inquired where again 1:30 o'clock was. But with the berg 14 miles away there was
still plenty of time to enjoy the hot tea and process a few more pictures.
Meanwhile, being the only notable event of the day, pretty much all passengers found themselves on deck looking at the iceberg, happily snapping away at this grey boring piece of ice in the distance, hardly recognizable from the background thanks to still rather dense fog. Even when the next icebergs showed up an hour later, in steadily increasing numbers, it was a very special thing for most of us. I of course pointed the 300/2.8 at it and got a collection of maybe 15 almost identical pictures of the same piece of ice, not very clear pictures at that, but hey, icebergs!
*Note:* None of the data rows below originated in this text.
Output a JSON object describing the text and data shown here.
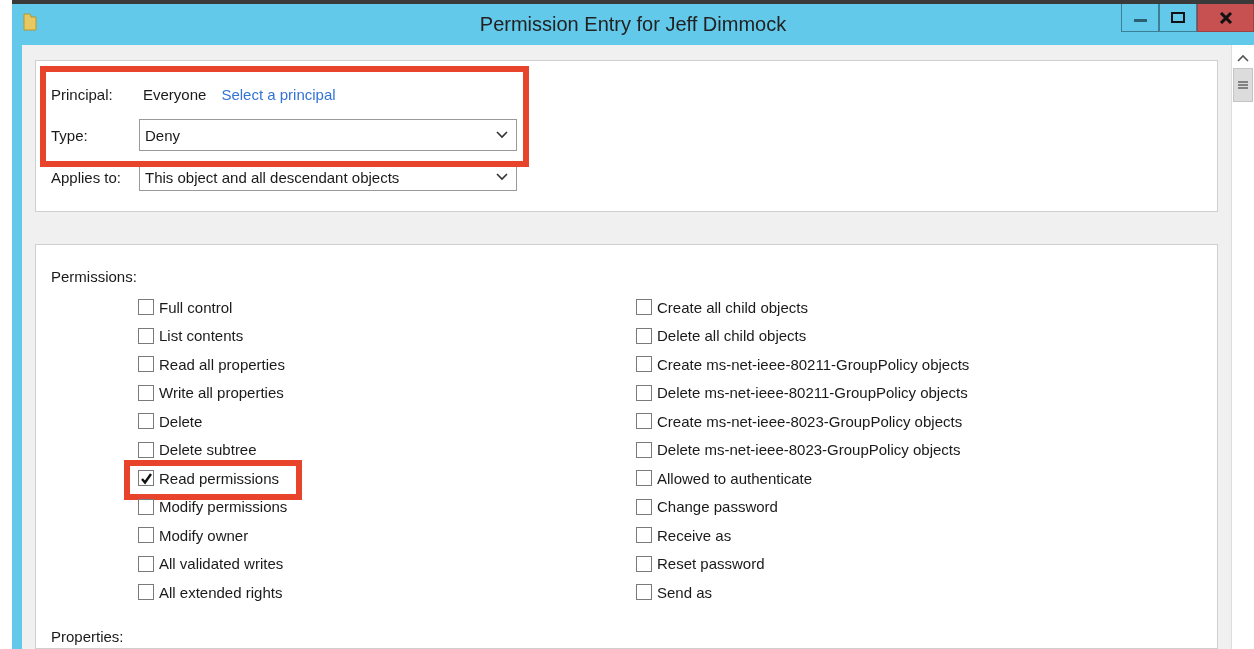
{
  "window": {
    "title": "Permission Entry for Jeff Dimmock"
  },
  "principal_section": {
    "highlighted": true,
    "principal_label": "Principal:",
    "principal": "Everyone",
    "select_link": "Select a principal",
    "type_label": "Type:",
    "type_value": "Deny"
  },
  "applies_to": {
    "label": "Applies to:",
    "value": "This object and all descendant objects"
  },
  "permissions": {
    "label": "Permissions:",
    "columns": [
      [
        {
          "label": "Full control",
          "checked": false,
          "highlighted": false
        },
        {
          "label": "List contents",
          "checked": false,
          "highlighted": false
        },
        {
          "label": "Read all properties",
          "checked": false,
          "highlighted": false
        },
        {
          "label": "Write all properties",
          "checked": false,
          "highlighted": false
        },
        {
          "label": "Delete",
          "checked": false,
          "highlighted": false
        },
        {
          "label": "Delete subtree",
          "checked": false,
          "highlighted": false
        },
        {
          "label": "Read permissions",
          "checked": true,
          "highlighted": true
        },
        {
          "label": "Modify permissions",
          "checked": false,
          "highlighted": false
        },
        {
          "label": "Modify owner",
          "checked": false,
          "highlighted": false
        },
        {
          "label": "All validated writes",
          "checked": false,
          "highlighted": false
        },
        {
          "label": "All extended rights",
          "checked": false,
          "highlighted": false
        }
      ],
      [
        {
          "label": "Create all child objects",
          "checked": false,
          "highlighted": false
        },
        {
          "label": "Delete all child objects",
          "checked": false,
          "highlighted": false
        },
        {
          "label": "Create ms-net-ieee-80211-GroupPolicy objects",
          "checked": false,
          "highlighted": false
        },
        {
          "label": "Delete ms-net-ieee-80211-GroupPolicy objects",
          "checked": false,
          "highlighted": false
        },
        {
          "label": "Create ms-net-ieee-8023-GroupPolicy objects",
          "checked": false,
          "highlighted": false
        },
        {
          "label": "Delete ms-net-ieee-8023-GroupPolicy objects",
          "checked": false,
          "highlighted": false
        },
        {
          "label": "Allowed to authenticate",
          "checked": false,
          "highlighted": false
        },
        {
          "label": "Change password",
          "checked": false,
          "highlighted": false
        },
        {
          "label": "Receive as",
          "checked": false,
          "highlighted": false
        },
        {
          "label": "Reset password",
          "checked": false,
          "highlighted": false
        },
        {
          "label": "Send as",
          "checked": false,
          "highlighted": false
        }
      ]
    ]
  },
  "properties": {
    "label": "Properties:"
  }
}
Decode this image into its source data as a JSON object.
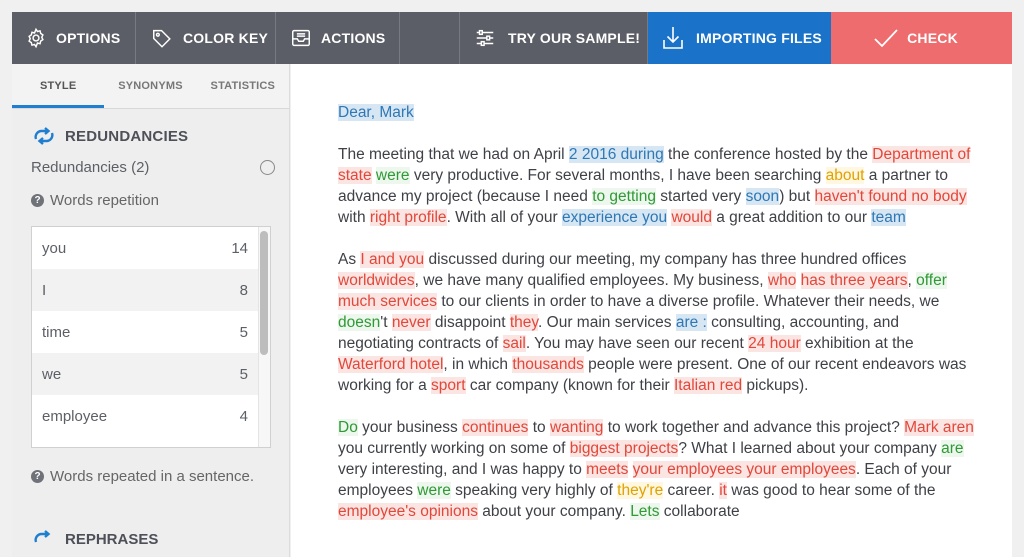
{
  "toolbar": {
    "options": "OPTIONS",
    "color_key": "COLOR KEY",
    "actions": "ACTIONS",
    "sample": "TRY OUR SAMPLE!",
    "importing": "IMPORTING FILES",
    "check": "CHECK"
  },
  "sidebar": {
    "tabs": [
      "STYLE",
      "SYNONYMS",
      "STATISTICS"
    ],
    "section_title": "REDUNDANCIES",
    "redundancies_label": "Redundancies (2)",
    "words_repetition": "Words repetition",
    "words": [
      {
        "word": "you",
        "count": "14"
      },
      {
        "word": "I",
        "count": "8"
      },
      {
        "word": "time",
        "count": "5"
      },
      {
        "word": "we",
        "count": "5"
      },
      {
        "word": "employee",
        "count": "4"
      }
    ],
    "words_in_sentence": "Words repeated in a sentence.",
    "rephrases": "REPHRASES"
  },
  "colors": {
    "toolbar_bg": "#5b5e66",
    "import_bg": "#1a73c9",
    "check_bg": "#ee6b6e",
    "highlight_blue": "#d6e7f3",
    "highlight_red": "#fbe5e3",
    "text_green": "#2e9a34",
    "text_yellow": "#e0a200"
  },
  "document": {
    "paragraphs": [
      [
        {
          "t": "Dear, Mark",
          "c": "hb"
        }
      ],
      [
        {
          "t": "The meeting that we had on April "
        },
        {
          "t": "2 2016 during",
          "c": "hb"
        },
        {
          "t": " the conference hosted by the "
        },
        {
          "t": "Department of state",
          "c": "hr"
        },
        {
          "t": " "
        },
        {
          "t": "were",
          "c": "hg"
        },
        {
          "t": " very productive. For several months, I have been searching "
        },
        {
          "t": "about",
          "c": "hy"
        },
        {
          "t": " a partner to advance my project (because I need "
        },
        {
          "t": "to getting",
          "c": "hg"
        },
        {
          "t": " started very "
        },
        {
          "t": "soon",
          "c": "hb"
        },
        {
          "t": ") but "
        },
        {
          "t": "haven't found no body",
          "c": "hr"
        },
        {
          "t": " with "
        },
        {
          "t": "right profile",
          "c": "hr"
        },
        {
          "t": ". With all of your "
        },
        {
          "t": "experience you",
          "c": "hb"
        },
        {
          "t": " "
        },
        {
          "t": "would",
          "c": "hr"
        },
        {
          "t": " a great addition to our "
        },
        {
          "t": "team",
          "c": "hb"
        }
      ],
      [
        {
          "t": "As "
        },
        {
          "t": "I and you",
          "c": "hr"
        },
        {
          "t": " discussed during our meeting, my company has three hundred offices "
        },
        {
          "t": "worldwides",
          "c": "hr"
        },
        {
          "t": ", we have many qualified employees. My business, "
        },
        {
          "t": "who",
          "c": "hr"
        },
        {
          "t": " "
        },
        {
          "t": "has three years",
          "c": "hr"
        },
        {
          "t": ", "
        },
        {
          "t": "offer",
          "c": "hg"
        },
        {
          "t": " "
        },
        {
          "t": "much services",
          "c": "hr"
        },
        {
          "t": " to our clients in order to have a diverse profile. Whatever their needs, we "
        },
        {
          "t": "doesn",
          "c": "hg"
        },
        {
          "t": "'t "
        },
        {
          "t": "never",
          "c": "hr"
        },
        {
          "t": " disappoint "
        },
        {
          "t": "they",
          "c": "hr"
        },
        {
          "t": ". Our main services "
        },
        {
          "t": "are :",
          "c": "hb"
        },
        {
          "t": " consulting, accounting, and negotiating contracts of "
        },
        {
          "t": "sail",
          "c": "hr"
        },
        {
          "t": ". You may have seen our recent "
        },
        {
          "t": "24 hour",
          "c": "hr"
        },
        {
          "t": " exhibition at the "
        },
        {
          "t": "Waterford hotel",
          "c": "hr"
        },
        {
          "t": ", in which "
        },
        {
          "t": "thousands",
          "c": "hr"
        },
        {
          "t": " people were present. One of our recent endeavors was working for a "
        },
        {
          "t": "sport",
          "c": "hr"
        },
        {
          "t": " car company (known for their "
        },
        {
          "t": "Italian red",
          "c": "hr"
        },
        {
          "t": " pickups)."
        }
      ],
      [
        {
          "t": "Do",
          "c": "hg"
        },
        {
          "t": " your business "
        },
        {
          "t": "continues",
          "c": "hr"
        },
        {
          "t": " to "
        },
        {
          "t": "wanting",
          "c": "hr"
        },
        {
          "t": " to work together and advance this project? "
        },
        {
          "t": "Mark aren",
          "c": "hr"
        },
        {
          "t": " you currently working on some of "
        },
        {
          "t": "biggest projects",
          "c": "hr"
        },
        {
          "t": "? What I learned about your company "
        },
        {
          "t": "are",
          "c": "hg"
        },
        {
          "t": " very interesting, and I was happy to "
        },
        {
          "t": "meets",
          "c": "hr"
        },
        {
          "t": " "
        },
        {
          "t": "your employees your employees",
          "c": "hr"
        },
        {
          "t": ". Each of your employees "
        },
        {
          "t": "were",
          "c": "hg"
        },
        {
          "t": " speaking very highly of "
        },
        {
          "t": "they're",
          "c": "hy"
        },
        {
          "t": " career. "
        },
        {
          "t": "it",
          "c": "hr"
        },
        {
          "t": " was good to hear some of the "
        },
        {
          "t": "employee's opinions",
          "c": "hr"
        },
        {
          "t": " about your company. "
        },
        {
          "t": "Lets",
          "c": "hg"
        },
        {
          "t": " collaborate"
        }
      ]
    ]
  }
}
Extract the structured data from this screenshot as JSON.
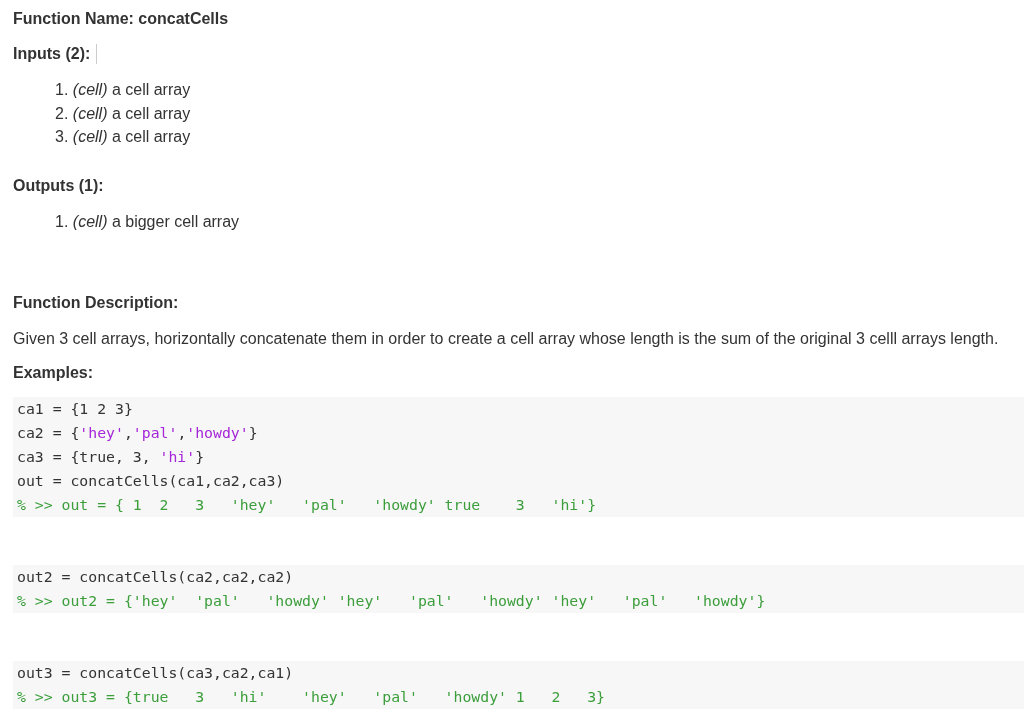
{
  "function_name": "Function Name: concatCells",
  "inputs": {
    "heading": "Inputs (2):",
    "items": [
      {
        "text": "1. *(cell)* a cell array"
      },
      {
        "text": "2. *(cell)* a cell array"
      },
      {
        "text": "3. *(cell)* a cell array"
      }
    ]
  },
  "outputs": {
    "heading": "Outputs (1):",
    "items": [
      {
        "text": "1. *(cell)* a bigger cell array"
      }
    ]
  },
  "description": {
    "heading": "Function Description:",
    "text": "Given 3 cell arrays, horizontally concatenate them in order to create a cell array whose length is the sum of the original 3 celll arrays length."
  },
  "examples": {
    "heading": "Examples:",
    "blocks": [
      {
        "lines": [
          [
            {
              "kind": "plain",
              "text": "ca1 = {1 2 3}"
            }
          ],
          [
            {
              "kind": "plain",
              "text": "ca2 = {"
            },
            {
              "kind": "string",
              "text": "'hey'"
            },
            {
              "kind": "plain",
              "text": ","
            },
            {
              "kind": "string",
              "text": "'pal'"
            },
            {
              "kind": "plain",
              "text": ","
            },
            {
              "kind": "string",
              "text": "'howdy'"
            },
            {
              "kind": "plain",
              "text": "}"
            }
          ],
          [
            {
              "kind": "plain",
              "text": "ca3 = {true, 3, "
            },
            {
              "kind": "string",
              "text": "'hi'"
            },
            {
              "kind": "plain",
              "text": "}"
            }
          ],
          [
            {
              "kind": "plain",
              "text": "out = concatCells(ca1,ca2,ca3)"
            }
          ],
          [
            {
              "kind": "comment",
              "text": "% >> out = { 1  2   3   'hey'   'pal'   'howdy' true    3   'hi'}"
            }
          ]
        ]
      },
      {
        "lines": [
          [
            {
              "kind": "plain",
              "text": "out2 = concatCells(ca2,ca2,ca2)"
            }
          ],
          [
            {
              "kind": "comment",
              "text": "% >> out2 = {'hey'  'pal'   'howdy' 'hey'   'pal'   'howdy' 'hey'   'pal'   'howdy'}"
            }
          ]
        ]
      },
      {
        "lines": [
          [
            {
              "kind": "plain",
              "text": "out3 = concatCells(ca3,ca2,ca1)"
            }
          ],
          [
            {
              "kind": "comment",
              "text": "% >> out3 = {true   3   'hi'    'hey'   'pal'   'howdy' 1   2   3}"
            }
          ]
        ]
      }
    ]
  }
}
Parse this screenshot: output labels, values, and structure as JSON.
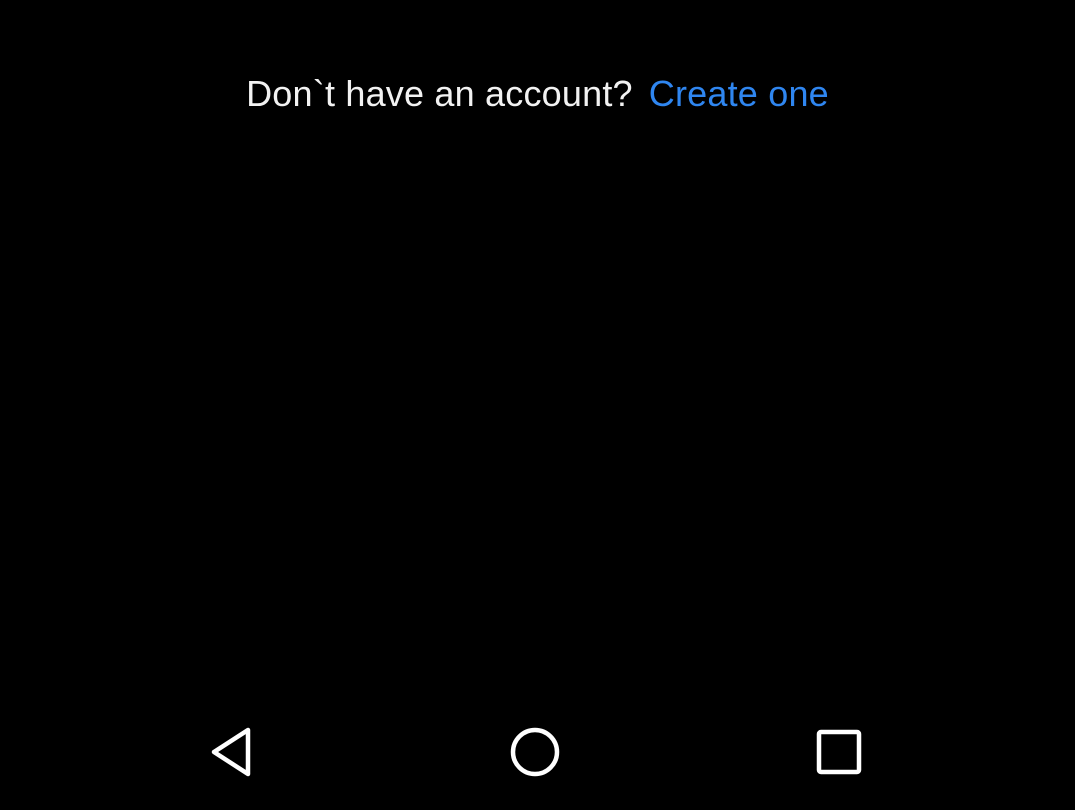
{
  "signup": {
    "prompt": "Don`t have an account?",
    "link_label": "Create one"
  },
  "colors": {
    "background": "#000000",
    "text": "#f2f2f2",
    "link": "#2f86f0",
    "nav_icon": "#ffffff"
  },
  "navigation": {
    "buttons": [
      {
        "name": "back",
        "icon": "back-triangle-icon"
      },
      {
        "name": "home",
        "icon": "home-circle-icon"
      },
      {
        "name": "recents",
        "icon": "recents-square-icon"
      }
    ]
  }
}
A quick mention should be given to personal hygiene on board. Since we are on a "rugged" vacation nobody seems to be overdoing it, especially not people like us living in steerage, who don't have private baths. However, private bath or not, once you venture into the shower you will be dramatically reminded that you are on a ship on high seas. You have to hold on with at least one hand (handles are provided), or simply keep bouncing between the walls (not recommended as it's painful). For the boys among us there are other problems, mainly having to do with precision aiming, not unlike visiting the lavatory on an airplane flying through severe turbulence. Nuf said.
For tomorrow the schedule calls for crossing of the Antarctic Circle in the early morning, and for the first excursions in the afternoon. So the deck is pretty much clear of people as most are trying to get an extra ration of sleep.